▸ Work task
Filter the listing below down to the lines with the word "nghe" and copy those.

▸ Exercise data
⟨

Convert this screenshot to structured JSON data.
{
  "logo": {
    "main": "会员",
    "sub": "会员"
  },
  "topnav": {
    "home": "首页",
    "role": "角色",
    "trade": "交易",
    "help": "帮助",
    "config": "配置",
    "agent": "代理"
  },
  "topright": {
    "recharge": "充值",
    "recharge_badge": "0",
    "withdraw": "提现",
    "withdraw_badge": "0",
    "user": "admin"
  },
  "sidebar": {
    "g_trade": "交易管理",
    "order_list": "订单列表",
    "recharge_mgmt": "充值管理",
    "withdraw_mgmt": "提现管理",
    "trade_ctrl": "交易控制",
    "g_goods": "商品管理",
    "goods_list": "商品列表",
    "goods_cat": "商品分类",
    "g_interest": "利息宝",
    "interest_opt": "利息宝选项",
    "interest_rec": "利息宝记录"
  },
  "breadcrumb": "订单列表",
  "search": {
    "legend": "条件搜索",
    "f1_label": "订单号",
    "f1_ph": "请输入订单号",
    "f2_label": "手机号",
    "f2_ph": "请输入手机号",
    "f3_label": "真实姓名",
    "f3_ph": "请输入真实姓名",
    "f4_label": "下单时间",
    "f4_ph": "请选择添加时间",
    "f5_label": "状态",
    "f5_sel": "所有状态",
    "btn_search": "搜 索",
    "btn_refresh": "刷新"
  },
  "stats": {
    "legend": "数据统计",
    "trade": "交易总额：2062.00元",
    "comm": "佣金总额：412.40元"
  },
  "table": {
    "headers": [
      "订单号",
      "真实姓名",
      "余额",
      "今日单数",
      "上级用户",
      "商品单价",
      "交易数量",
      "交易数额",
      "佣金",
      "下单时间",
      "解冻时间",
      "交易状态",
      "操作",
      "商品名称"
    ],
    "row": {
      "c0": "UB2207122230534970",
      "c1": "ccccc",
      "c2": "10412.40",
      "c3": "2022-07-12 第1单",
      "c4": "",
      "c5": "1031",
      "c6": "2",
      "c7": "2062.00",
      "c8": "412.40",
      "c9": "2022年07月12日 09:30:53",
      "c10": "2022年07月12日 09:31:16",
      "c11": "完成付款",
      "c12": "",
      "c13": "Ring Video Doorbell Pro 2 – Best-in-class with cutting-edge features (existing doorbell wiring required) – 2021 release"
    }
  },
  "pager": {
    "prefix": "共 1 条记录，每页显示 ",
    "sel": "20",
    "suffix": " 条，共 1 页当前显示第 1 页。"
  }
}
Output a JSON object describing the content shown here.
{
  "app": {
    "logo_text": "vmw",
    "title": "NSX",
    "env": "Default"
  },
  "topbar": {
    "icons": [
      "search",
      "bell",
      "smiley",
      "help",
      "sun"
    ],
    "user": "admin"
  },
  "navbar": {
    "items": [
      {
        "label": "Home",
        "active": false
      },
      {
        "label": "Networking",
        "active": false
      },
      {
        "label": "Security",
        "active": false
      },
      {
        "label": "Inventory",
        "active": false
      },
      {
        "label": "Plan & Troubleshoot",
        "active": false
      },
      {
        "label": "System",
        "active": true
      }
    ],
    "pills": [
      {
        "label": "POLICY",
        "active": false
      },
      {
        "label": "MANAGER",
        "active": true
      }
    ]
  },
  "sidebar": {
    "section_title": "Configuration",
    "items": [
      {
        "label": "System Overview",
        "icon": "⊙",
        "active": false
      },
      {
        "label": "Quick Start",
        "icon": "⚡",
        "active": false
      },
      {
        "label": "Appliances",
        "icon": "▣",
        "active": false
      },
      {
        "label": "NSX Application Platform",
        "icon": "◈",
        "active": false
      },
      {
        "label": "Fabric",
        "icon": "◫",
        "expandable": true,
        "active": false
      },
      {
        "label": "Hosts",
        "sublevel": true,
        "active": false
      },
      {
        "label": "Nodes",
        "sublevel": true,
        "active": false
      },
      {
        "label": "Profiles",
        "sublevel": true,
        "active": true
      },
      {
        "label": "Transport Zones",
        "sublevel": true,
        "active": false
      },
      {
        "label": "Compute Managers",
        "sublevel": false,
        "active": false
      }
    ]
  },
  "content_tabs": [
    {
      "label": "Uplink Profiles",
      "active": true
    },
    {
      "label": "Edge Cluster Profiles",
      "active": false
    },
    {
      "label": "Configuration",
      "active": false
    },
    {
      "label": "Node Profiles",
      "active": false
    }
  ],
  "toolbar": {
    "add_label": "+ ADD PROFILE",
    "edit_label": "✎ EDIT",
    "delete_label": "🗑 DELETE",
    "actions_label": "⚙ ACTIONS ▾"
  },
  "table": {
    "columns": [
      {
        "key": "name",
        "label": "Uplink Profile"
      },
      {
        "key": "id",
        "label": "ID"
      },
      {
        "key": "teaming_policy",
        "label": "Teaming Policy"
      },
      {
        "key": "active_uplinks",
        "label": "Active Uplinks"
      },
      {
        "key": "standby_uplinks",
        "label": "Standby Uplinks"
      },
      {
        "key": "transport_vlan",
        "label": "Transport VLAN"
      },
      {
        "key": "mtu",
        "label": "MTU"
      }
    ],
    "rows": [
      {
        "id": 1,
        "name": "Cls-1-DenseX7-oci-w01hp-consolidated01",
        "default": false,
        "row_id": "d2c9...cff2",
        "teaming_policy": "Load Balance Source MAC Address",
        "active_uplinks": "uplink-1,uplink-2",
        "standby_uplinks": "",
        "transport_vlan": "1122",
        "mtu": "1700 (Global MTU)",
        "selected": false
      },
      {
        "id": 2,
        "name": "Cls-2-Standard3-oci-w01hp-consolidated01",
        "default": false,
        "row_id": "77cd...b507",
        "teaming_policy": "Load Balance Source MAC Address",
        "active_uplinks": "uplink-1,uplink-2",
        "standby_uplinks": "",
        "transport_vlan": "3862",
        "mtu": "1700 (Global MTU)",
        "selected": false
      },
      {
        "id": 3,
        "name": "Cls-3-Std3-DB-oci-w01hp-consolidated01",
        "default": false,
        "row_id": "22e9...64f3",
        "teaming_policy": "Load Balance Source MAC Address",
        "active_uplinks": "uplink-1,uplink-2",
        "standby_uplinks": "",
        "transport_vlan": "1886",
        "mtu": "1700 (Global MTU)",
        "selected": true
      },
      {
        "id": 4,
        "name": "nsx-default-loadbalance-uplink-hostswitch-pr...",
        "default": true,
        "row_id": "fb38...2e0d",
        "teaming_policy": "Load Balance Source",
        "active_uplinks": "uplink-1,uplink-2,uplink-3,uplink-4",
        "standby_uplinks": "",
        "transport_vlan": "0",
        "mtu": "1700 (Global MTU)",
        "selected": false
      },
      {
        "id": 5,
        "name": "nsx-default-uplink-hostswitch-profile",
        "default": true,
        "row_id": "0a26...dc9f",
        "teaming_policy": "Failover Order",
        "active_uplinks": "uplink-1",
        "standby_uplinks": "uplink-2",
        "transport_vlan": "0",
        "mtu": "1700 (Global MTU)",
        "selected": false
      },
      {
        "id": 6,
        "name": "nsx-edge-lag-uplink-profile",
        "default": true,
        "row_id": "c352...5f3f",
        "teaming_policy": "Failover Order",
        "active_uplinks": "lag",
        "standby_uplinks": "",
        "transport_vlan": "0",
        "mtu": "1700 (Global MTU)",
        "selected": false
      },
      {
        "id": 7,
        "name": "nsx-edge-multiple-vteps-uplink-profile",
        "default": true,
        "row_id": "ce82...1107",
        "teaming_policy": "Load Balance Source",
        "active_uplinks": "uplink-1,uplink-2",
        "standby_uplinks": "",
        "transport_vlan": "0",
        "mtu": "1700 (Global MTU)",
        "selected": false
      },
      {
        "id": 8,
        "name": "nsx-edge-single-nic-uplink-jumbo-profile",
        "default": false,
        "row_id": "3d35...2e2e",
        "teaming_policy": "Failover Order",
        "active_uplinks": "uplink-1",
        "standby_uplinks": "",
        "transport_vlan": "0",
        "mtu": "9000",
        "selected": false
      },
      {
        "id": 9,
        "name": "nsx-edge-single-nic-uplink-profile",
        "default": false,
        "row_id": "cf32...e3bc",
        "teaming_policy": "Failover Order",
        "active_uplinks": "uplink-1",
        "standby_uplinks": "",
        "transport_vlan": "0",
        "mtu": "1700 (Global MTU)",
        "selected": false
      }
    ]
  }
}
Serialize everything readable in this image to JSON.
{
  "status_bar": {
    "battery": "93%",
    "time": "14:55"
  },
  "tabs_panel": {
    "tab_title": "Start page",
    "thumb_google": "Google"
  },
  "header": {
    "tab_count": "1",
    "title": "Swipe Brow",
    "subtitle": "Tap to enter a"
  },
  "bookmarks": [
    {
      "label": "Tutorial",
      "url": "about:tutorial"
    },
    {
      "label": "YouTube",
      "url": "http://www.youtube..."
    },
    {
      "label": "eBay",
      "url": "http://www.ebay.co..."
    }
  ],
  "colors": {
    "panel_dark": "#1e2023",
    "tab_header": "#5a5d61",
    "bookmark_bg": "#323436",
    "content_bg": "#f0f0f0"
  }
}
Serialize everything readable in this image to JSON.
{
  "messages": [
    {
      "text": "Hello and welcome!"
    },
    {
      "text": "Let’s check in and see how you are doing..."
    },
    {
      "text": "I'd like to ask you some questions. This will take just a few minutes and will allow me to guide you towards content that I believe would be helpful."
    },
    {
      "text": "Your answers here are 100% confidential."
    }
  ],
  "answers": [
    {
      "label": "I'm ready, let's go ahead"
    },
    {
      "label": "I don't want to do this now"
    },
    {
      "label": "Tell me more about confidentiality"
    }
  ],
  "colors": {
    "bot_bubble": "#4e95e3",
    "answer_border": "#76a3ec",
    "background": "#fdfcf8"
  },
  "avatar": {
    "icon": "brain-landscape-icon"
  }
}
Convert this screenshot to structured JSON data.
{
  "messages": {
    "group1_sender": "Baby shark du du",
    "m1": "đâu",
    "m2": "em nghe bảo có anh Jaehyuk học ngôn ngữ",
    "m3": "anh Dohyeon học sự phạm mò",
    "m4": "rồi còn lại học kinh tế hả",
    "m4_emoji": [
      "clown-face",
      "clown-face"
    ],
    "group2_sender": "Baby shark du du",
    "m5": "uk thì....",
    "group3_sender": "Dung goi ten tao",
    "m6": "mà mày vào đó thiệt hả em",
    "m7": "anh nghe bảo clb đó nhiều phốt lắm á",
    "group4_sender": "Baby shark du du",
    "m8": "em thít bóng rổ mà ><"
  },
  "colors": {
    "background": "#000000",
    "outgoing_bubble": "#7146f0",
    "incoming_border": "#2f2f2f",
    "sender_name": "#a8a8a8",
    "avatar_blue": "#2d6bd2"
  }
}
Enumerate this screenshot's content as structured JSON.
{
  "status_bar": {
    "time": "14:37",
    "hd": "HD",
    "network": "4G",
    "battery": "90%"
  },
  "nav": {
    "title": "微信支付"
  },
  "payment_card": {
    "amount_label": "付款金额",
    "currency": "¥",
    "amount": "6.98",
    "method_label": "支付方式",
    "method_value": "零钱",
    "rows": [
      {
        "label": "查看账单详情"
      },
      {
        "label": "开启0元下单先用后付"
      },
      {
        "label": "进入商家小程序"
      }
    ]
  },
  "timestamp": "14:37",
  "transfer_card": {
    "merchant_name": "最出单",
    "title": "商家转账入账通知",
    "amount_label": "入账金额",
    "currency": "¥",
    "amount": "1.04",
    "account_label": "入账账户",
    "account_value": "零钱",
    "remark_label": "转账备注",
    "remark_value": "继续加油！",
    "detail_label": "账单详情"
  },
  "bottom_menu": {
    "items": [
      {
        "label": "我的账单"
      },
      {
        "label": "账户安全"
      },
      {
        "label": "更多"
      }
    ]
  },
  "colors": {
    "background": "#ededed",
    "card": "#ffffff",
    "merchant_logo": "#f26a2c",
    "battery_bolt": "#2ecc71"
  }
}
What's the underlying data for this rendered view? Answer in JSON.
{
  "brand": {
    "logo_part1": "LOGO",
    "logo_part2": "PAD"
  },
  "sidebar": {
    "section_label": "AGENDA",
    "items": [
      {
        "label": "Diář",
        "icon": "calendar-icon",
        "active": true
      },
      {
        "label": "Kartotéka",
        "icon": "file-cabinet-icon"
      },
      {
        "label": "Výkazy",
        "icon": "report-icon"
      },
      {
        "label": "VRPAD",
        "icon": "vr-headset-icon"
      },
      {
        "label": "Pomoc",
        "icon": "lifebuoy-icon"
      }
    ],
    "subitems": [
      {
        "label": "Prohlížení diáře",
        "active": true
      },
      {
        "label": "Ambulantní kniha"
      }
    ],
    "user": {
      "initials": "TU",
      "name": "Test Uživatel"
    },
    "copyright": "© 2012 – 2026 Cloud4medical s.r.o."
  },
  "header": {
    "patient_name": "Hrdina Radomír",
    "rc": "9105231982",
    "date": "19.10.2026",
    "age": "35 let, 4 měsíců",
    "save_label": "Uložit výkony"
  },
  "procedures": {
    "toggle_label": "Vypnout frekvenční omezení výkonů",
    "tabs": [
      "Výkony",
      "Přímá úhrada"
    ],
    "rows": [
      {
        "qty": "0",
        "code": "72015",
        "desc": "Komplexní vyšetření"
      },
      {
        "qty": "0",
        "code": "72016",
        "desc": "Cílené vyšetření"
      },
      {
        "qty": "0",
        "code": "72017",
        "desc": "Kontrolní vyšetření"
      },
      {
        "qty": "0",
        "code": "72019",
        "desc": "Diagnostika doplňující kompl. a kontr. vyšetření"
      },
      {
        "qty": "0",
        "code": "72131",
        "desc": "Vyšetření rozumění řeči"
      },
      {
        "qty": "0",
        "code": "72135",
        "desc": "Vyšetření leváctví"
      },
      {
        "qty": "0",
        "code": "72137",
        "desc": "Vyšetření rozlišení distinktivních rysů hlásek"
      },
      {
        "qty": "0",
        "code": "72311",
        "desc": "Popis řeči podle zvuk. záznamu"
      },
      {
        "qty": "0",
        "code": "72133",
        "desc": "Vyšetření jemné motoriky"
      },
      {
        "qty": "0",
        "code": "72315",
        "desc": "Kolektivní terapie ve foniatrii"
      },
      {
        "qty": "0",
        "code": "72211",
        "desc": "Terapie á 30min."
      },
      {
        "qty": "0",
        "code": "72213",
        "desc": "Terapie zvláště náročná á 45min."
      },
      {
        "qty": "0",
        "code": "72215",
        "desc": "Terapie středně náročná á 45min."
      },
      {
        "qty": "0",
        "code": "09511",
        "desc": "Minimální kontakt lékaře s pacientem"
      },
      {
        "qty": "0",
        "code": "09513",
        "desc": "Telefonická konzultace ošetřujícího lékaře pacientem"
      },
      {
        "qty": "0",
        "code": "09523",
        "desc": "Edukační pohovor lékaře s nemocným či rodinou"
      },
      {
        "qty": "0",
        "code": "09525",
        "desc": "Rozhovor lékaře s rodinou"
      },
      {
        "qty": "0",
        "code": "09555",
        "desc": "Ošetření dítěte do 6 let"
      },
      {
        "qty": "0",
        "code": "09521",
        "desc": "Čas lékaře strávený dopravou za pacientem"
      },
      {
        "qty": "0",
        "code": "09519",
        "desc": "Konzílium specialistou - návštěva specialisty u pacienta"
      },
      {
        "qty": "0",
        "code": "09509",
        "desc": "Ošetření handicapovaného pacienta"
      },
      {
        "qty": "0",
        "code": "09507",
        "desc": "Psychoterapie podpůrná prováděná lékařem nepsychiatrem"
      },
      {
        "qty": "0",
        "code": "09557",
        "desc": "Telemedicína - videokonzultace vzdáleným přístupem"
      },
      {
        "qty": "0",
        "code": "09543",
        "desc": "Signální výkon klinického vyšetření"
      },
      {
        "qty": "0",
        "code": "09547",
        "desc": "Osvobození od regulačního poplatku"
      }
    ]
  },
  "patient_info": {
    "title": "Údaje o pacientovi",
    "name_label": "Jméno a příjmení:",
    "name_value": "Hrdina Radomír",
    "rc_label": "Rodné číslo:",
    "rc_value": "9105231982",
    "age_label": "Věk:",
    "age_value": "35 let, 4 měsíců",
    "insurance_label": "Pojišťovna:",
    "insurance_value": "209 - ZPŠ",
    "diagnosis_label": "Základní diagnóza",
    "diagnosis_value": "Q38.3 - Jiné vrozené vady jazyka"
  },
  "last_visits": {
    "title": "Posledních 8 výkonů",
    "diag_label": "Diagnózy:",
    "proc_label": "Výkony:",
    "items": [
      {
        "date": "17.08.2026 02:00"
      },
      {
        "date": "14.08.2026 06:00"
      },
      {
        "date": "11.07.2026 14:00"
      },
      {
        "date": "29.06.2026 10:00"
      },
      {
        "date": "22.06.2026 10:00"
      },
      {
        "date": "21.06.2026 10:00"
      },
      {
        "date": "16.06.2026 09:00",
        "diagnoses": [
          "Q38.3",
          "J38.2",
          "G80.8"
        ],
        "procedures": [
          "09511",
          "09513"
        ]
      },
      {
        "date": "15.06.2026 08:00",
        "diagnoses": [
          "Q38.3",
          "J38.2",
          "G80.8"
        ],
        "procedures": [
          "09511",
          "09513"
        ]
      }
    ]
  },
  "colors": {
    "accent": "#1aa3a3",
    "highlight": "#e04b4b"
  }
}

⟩

▸ Answer
    "m2": "em nghe bảo có anh Jaehyuk học ngôn ngữ",
    "m7": "anh nghe bảo clb đó nhiều phốt lắm á",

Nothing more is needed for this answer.